I’ve considered it’s my own pride that is most bothered by this lack of knowledge. I’ve always liked knowing the right answer to questions. Yet somehow it runs deeper. I feel a longing for something I can never have – the experience of being the person who knows these things about my child because I was right there when they happened. There is my loss. Yes, there are other losses for adoptive parents (loss of fertility in some cases, loss of information about their children, etc) but for some reason, I can’t get this particular one out of my head.
Perhaps that’s why I’ve been so adamant on not missing ANYTHING in Baby Girl’s life from the moment we brought her home. My husband and I agreed that I would not seek paid employment until she was in school full time. We are currently at a point of discussion on this matter, as JK in our district is a full-day class, every OTHER day with alternating Fridays (maybe we should LOSE the politician who thought of THAT ridiculous idea!). My husband, who is also motivated by the frustration of being the sole breadwinner for the past 3 years, is keen for me to get a paying job come September. We are both growing tired of making financial sacrifices that we didn’t have to make prior to Baby Girl’s arrival, but I think I am still more willing to follow it through for another year. Don’t get me wrong – he is respectful and subtle, but I know he wants the financial relief of a 2nd pay cheque so the burden doesn’t always ride on his self-employed shoulders to support our family and lifestyle.
However, I can’t bring myself to consider daycare for the 2 or 3 days per week that it would be required. If Baby Girl MUST go to school, then she must. But I don’t have to like it, nor do I have to agree to also give up the time in between those school days when I could be with her. Because I don’t want to. I don’t want to miss out on that time together.

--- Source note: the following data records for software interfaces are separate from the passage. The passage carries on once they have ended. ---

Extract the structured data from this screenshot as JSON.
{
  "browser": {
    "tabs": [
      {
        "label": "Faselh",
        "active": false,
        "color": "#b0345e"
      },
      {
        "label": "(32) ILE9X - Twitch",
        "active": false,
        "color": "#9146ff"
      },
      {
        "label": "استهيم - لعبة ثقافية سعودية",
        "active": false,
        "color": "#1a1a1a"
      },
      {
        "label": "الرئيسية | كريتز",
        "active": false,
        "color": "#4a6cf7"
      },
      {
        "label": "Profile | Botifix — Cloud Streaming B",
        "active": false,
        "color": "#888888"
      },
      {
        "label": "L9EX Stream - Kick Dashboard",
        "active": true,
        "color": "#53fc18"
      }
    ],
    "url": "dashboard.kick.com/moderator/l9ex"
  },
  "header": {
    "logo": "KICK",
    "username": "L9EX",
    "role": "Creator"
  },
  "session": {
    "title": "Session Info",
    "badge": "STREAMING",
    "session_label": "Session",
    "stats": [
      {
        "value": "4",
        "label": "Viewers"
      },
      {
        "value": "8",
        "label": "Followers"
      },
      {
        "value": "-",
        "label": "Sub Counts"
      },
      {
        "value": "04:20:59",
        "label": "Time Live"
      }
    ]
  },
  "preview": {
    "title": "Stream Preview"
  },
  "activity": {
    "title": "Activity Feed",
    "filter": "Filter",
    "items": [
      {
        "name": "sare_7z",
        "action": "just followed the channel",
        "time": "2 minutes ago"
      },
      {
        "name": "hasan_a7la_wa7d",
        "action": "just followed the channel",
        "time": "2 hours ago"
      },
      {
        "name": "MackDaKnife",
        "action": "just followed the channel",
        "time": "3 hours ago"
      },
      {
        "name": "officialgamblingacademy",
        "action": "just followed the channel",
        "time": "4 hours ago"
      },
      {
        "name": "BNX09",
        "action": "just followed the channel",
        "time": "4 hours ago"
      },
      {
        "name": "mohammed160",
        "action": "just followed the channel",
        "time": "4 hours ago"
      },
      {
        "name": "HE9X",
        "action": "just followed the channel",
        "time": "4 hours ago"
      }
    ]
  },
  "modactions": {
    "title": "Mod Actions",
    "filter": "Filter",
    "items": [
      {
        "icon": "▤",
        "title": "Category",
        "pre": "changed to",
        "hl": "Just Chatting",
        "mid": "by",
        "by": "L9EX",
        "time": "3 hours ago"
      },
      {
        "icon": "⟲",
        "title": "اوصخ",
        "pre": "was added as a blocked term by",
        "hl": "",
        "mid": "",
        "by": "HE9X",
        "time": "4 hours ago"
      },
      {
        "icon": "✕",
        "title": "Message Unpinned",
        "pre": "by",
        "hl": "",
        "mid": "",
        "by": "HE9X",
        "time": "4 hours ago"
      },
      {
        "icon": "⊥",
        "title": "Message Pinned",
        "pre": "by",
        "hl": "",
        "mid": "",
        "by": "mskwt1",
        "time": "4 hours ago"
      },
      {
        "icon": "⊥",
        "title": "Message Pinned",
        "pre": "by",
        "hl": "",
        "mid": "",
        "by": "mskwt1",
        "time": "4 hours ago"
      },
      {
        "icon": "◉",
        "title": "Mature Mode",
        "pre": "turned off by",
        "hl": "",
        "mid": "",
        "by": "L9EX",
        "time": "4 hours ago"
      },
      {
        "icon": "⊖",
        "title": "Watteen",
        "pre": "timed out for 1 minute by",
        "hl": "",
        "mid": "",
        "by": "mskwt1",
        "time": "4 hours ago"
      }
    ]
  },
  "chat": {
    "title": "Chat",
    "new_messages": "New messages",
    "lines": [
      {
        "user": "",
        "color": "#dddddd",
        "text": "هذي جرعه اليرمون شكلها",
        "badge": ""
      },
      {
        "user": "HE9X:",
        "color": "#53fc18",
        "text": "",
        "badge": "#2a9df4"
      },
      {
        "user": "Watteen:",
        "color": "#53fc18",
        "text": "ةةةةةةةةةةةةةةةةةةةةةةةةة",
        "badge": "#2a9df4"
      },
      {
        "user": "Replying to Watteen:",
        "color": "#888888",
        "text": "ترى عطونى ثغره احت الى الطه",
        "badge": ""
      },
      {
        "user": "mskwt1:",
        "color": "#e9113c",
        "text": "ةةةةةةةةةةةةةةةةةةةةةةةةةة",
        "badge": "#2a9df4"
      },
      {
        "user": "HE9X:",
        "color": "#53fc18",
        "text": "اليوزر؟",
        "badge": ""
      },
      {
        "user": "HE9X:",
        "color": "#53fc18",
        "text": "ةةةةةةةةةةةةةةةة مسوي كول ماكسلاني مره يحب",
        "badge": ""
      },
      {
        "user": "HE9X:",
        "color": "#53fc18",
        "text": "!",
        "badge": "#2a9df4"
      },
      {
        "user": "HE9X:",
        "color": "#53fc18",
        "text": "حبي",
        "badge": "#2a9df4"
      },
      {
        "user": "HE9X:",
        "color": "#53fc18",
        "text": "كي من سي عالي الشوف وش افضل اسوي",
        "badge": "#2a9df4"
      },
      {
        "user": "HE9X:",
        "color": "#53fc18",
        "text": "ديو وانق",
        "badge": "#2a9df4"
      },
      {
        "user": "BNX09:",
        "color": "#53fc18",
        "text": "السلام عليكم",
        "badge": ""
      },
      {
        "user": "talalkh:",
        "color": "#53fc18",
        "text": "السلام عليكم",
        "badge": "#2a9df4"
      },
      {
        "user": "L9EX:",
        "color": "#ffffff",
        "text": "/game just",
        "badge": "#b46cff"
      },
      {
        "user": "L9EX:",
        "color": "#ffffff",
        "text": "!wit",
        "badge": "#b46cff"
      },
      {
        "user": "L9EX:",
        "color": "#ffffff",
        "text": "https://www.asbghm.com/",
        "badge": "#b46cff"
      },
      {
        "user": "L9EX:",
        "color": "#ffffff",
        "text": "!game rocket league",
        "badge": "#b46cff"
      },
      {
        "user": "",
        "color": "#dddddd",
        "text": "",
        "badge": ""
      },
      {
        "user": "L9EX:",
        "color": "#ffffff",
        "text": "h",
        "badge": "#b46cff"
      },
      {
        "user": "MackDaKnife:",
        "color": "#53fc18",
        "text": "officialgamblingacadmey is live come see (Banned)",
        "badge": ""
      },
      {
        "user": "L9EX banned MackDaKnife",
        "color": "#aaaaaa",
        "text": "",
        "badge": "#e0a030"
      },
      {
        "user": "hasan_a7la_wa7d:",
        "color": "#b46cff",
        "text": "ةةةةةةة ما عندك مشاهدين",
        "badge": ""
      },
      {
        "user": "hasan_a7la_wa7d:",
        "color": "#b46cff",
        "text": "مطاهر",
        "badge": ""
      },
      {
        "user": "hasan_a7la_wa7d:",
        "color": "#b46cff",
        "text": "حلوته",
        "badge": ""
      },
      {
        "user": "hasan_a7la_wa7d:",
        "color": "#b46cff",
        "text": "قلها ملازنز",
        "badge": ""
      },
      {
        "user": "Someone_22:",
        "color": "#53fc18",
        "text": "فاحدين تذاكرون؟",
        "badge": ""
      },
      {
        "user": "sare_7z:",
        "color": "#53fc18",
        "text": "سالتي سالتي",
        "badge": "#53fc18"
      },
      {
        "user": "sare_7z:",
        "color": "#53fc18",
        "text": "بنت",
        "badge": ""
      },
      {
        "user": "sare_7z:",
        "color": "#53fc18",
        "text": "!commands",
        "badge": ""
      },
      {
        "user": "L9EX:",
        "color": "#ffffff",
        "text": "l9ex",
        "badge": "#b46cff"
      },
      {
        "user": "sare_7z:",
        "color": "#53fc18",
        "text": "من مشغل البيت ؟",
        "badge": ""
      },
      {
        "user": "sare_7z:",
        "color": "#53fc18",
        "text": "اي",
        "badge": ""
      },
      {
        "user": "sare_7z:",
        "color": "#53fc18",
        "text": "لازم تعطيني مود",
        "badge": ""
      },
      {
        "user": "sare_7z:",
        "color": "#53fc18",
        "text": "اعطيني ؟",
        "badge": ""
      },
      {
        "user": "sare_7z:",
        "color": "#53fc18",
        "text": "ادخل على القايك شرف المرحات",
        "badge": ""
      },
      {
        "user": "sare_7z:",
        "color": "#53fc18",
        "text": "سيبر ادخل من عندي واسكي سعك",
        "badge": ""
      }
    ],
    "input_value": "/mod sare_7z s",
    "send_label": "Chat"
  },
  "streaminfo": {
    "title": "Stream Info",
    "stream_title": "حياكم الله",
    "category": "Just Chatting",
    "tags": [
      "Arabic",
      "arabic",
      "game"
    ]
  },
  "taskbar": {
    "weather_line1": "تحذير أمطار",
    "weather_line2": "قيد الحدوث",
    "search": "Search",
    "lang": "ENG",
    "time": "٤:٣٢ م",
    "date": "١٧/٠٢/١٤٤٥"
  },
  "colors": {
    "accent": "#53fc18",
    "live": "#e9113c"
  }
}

Now friends and family who may actually be reading at this point are probably sarcastically cackling to themselves and thinking about all the times when I’ve been desperate for an escape from mommy-land, or the times I’ve been on the phone with them and heard me shout at my Baby in utter frustration brought on by spending all day, every day with her sometimes trying little self. Ok. Point taken. But just because I’d rather miss the tantrums, saucy responses, whining, panty-wetting, and irritation-provoking doesn’t mean I want to give up the GOOD stuff that occurs in between the stuff I’d like to lose.
The hilarious unintentional jokes, the hugs, the “I love you’s”, the moments of sheer Mensa-brilliance, the smiles, the learning, the laughter, the funny sayings. I want to horde all the firsts that I possibly can to compensate for the ones I’ve missed. I don’t want to voluntarily give up ANYTHING that I could be a part of. She is my world, and to be honest, I can’t even imagine having the attention span required for employment. My brain cells are all on reserve for someone else. I doubt her being in school every day, all day will change that, but I will have run out of excuses to be with her at that point. Desperately trying not to think about that looming additional loss and enjoy what I can until then. Try to focus on what I’ve GAINED, instead of the losses. Thankfully a fairly easy task with all the joy I get from being with my daughter.